→ WHAT YOU SHOULD DO: From the records below, find each line with the string "JSON" and copy it.

→ THE RECORDS:
'''

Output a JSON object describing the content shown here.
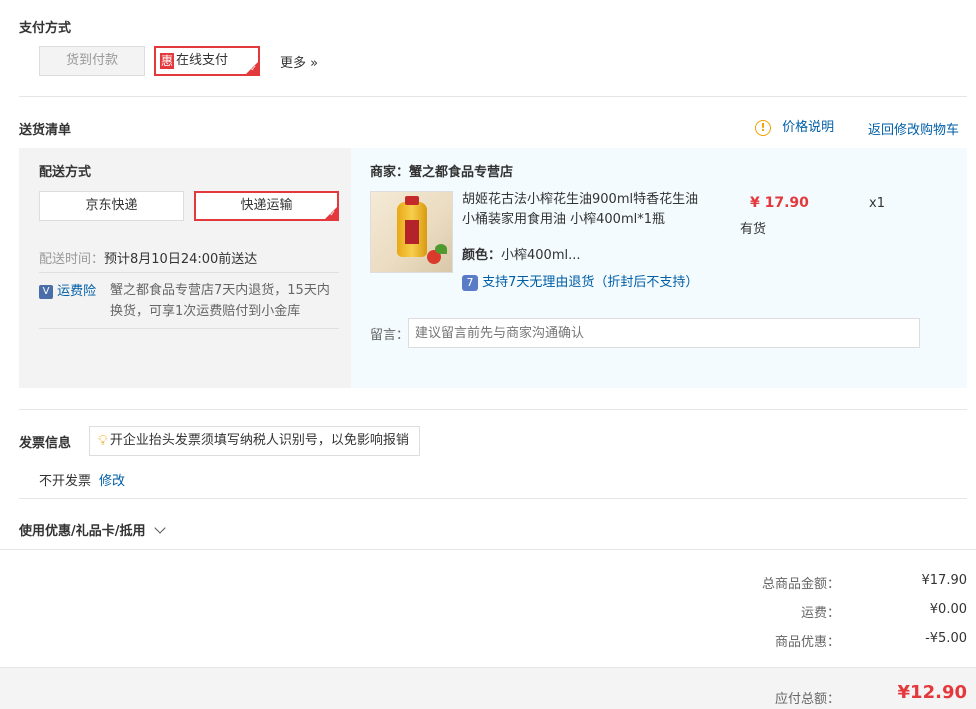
{
  "payment": {
    "title": "支付方式",
    "cod_label": "货到付款",
    "online_badge": "惠",
    "online_label": "在线支付",
    "more_label": "更多 »"
  },
  "delivery": {
    "title": "送货清单",
    "price_note_label": "价格说明",
    "back_to_cart_label": "返回修改购物车",
    "method_title": "配送方式",
    "option_jd": "京东快递",
    "option_express": "快递运输",
    "time_label": "配送时间：",
    "time_value": "预计8月10日24:00前送达",
    "insurance_label": "运费险",
    "insurance_text": "蟹之都食品专营店7天内退货，15天内换货，可享1次运费赔付到小金库"
  },
  "merchant": {
    "label": "商家：蟹之都食品专营店",
    "product_name": "胡姬花古法小榨花生油900ml特香花生油小桶装家用食用油 小榨400ml*1瓶",
    "price": "¥ 17.90",
    "stock": "有货",
    "quantity": "x1",
    "color_label": "颜色：",
    "color_value": "小榨400ml...",
    "return_policy": "支持7天无理由退货（折封后不支持）",
    "message_label": "留言：",
    "message_placeholder": "建议留言前先与商家沟通确认"
  },
  "invoice": {
    "title": "发票信息",
    "tip": "开企业抬头发票须填写纳税人识别号，以免影响报销",
    "status": "不开发票",
    "edit_label": "修改"
  },
  "coupon": {
    "title": "使用优惠/礼品卡/抵用"
  },
  "summary": {
    "goods_total_label": "总商品金额：",
    "goods_total_value": "¥17.90",
    "shipping_label": "运费：",
    "shipping_value": "¥0.00",
    "discount_label": "商品优惠：",
    "discount_value": "-¥5.00",
    "payable_label": "应付总额：",
    "payable_value": "¥12.90"
  },
  "colors": {
    "accent": "#e4393c",
    "link": "#005ea7",
    "panel_left": "#f3f3f3",
    "panel_right": "#f3fbfe"
  }
}
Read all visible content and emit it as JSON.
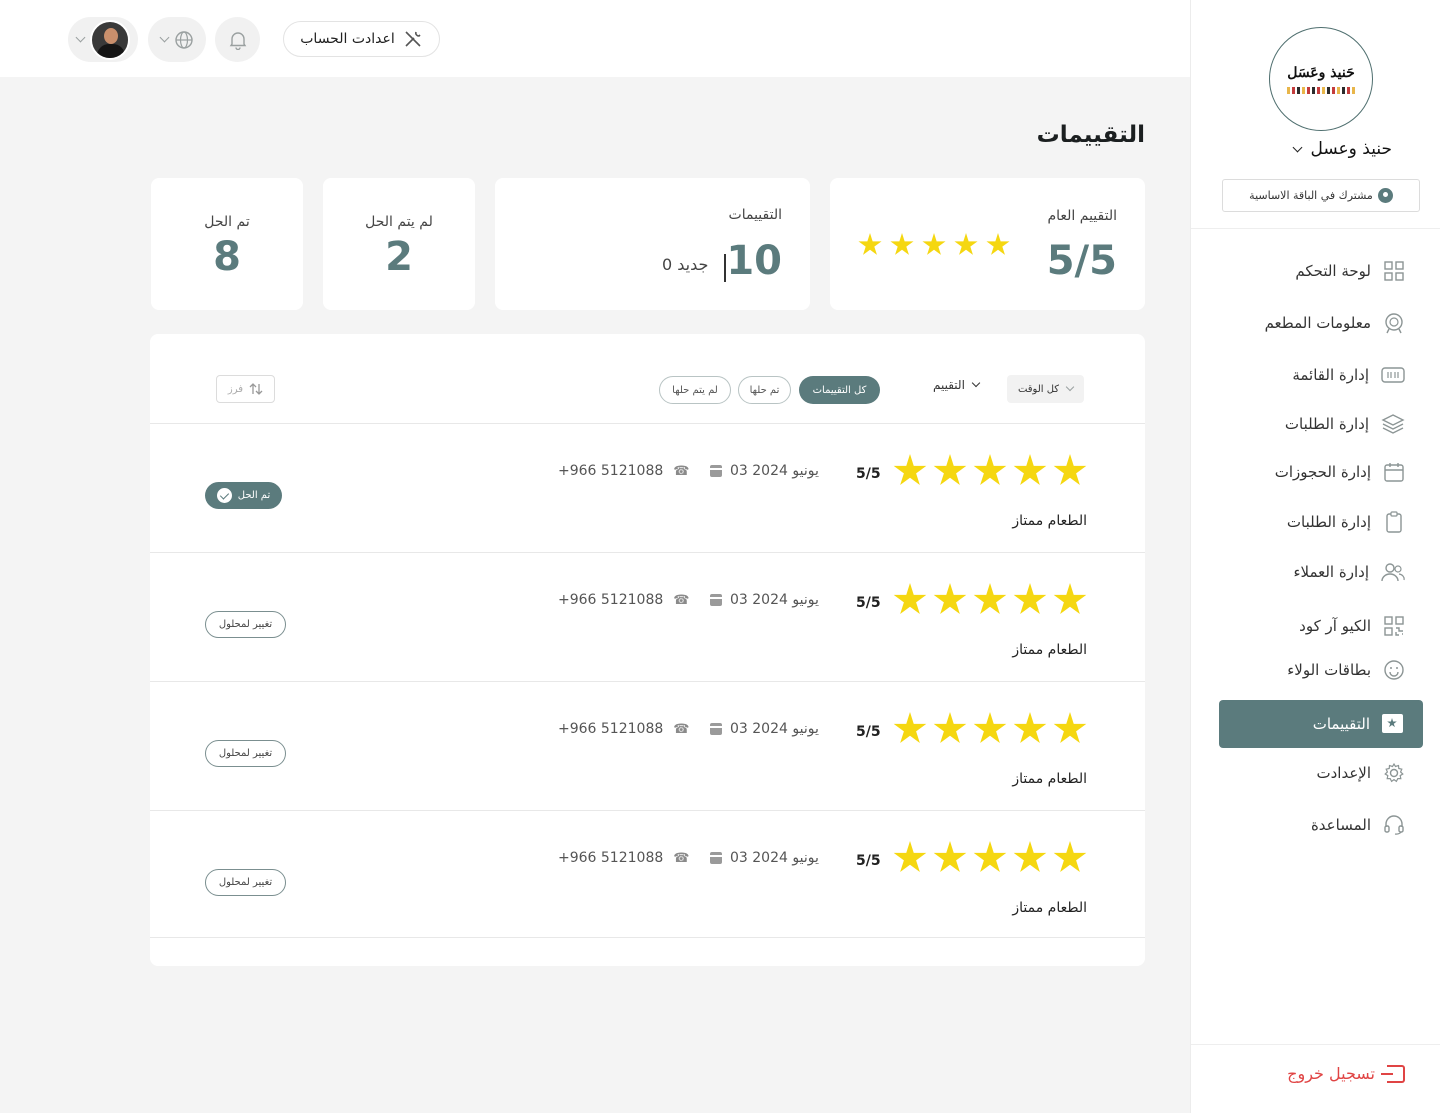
{
  "topbar": {
    "account_settings_label": "اعدادت الحساب"
  },
  "page": {
    "title": "التقييمات"
  },
  "stats": {
    "overall_label": "التقييم العام",
    "overall_value": "5/5",
    "overall_stars": 5,
    "reviews_label": "التقييمات",
    "reviews_count": "10",
    "reviews_new": "0 جديد",
    "unresolved_label": "لم يتم الحل",
    "unresolved_count": "2",
    "resolved_label": "تم الحل",
    "resolved_count": "8"
  },
  "filters": {
    "time_label": "كل الوقت",
    "rating_label": "التقييم",
    "tab_all": "كل التقييمات",
    "tab_resolved": "تم حلها",
    "tab_unresolved": "لم يتم حلها",
    "sort_label": "فرز"
  },
  "reviews": [
    {
      "stars": 5,
      "score": "5/5",
      "date": "03 يونيو 2024",
      "phone": "+966 5121088",
      "comment": "الطعام ممتاز",
      "status": "تم الحل"
    },
    {
      "stars": 5,
      "score": "5/5",
      "date": "03 يونيو 2024",
      "phone": "+966 5121088",
      "comment": "الطعام ممتاز",
      "status": "تغيير لمحلول"
    },
    {
      "stars": 5,
      "score": "5/5",
      "date": "03 يونيو 2024",
      "phone": "+966 5121088",
      "comment": "الطعام ممتاز",
      "status": "تغيير لمحلول"
    },
    {
      "stars": 5,
      "score": "5/5",
      "date": "03 يونيو 2024",
      "phone": "+966 5121088",
      "comment": "الطعام ممتاز",
      "status": "تغيير لمحلول"
    }
  ],
  "sidebar": {
    "logo_text": "حَنيذ وعَسَل",
    "brand_name": "حنيذ وعسل",
    "plan": "مشترك في الباقة الاساسية",
    "items": [
      {
        "label": "لوحة التحكم",
        "icon": "grid-icon"
      },
      {
        "label": "معلومات المطعم",
        "icon": "restaurant-icon"
      },
      {
        "label": "إدارة القائمة",
        "icon": "menu-icon"
      },
      {
        "label": "إدارة الطلبات",
        "icon": "layers-icon"
      },
      {
        "label": "إدارة الحجوزات",
        "icon": "calendar-icon"
      },
      {
        "label": "إدارة الطلبات",
        "icon": "clipboard-icon"
      },
      {
        "label": "إدارة العملاء",
        "icon": "users-icon"
      },
      {
        "label": "الكيو آر كود",
        "icon": "qr-icon"
      },
      {
        "label": "بطاقات الولاء",
        "icon": "smile-icon"
      },
      {
        "label": "التقييمات",
        "icon": "star-flag-icon"
      },
      {
        "label": "الإعدادت",
        "icon": "gear-icon"
      },
      {
        "label": "المساعدة",
        "icon": "headset-icon"
      }
    ],
    "logout_label": "تسجيل خروج"
  },
  "colors": {
    "accent": "#5b7b7d",
    "star": "#f5d711",
    "logout": "#e04444",
    "background": "#f4f4f4"
  }
}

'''

→ RESULT OF THE TASK:
Output a JSON object describing the content shown here.
Read all visible content and emit it as JSON.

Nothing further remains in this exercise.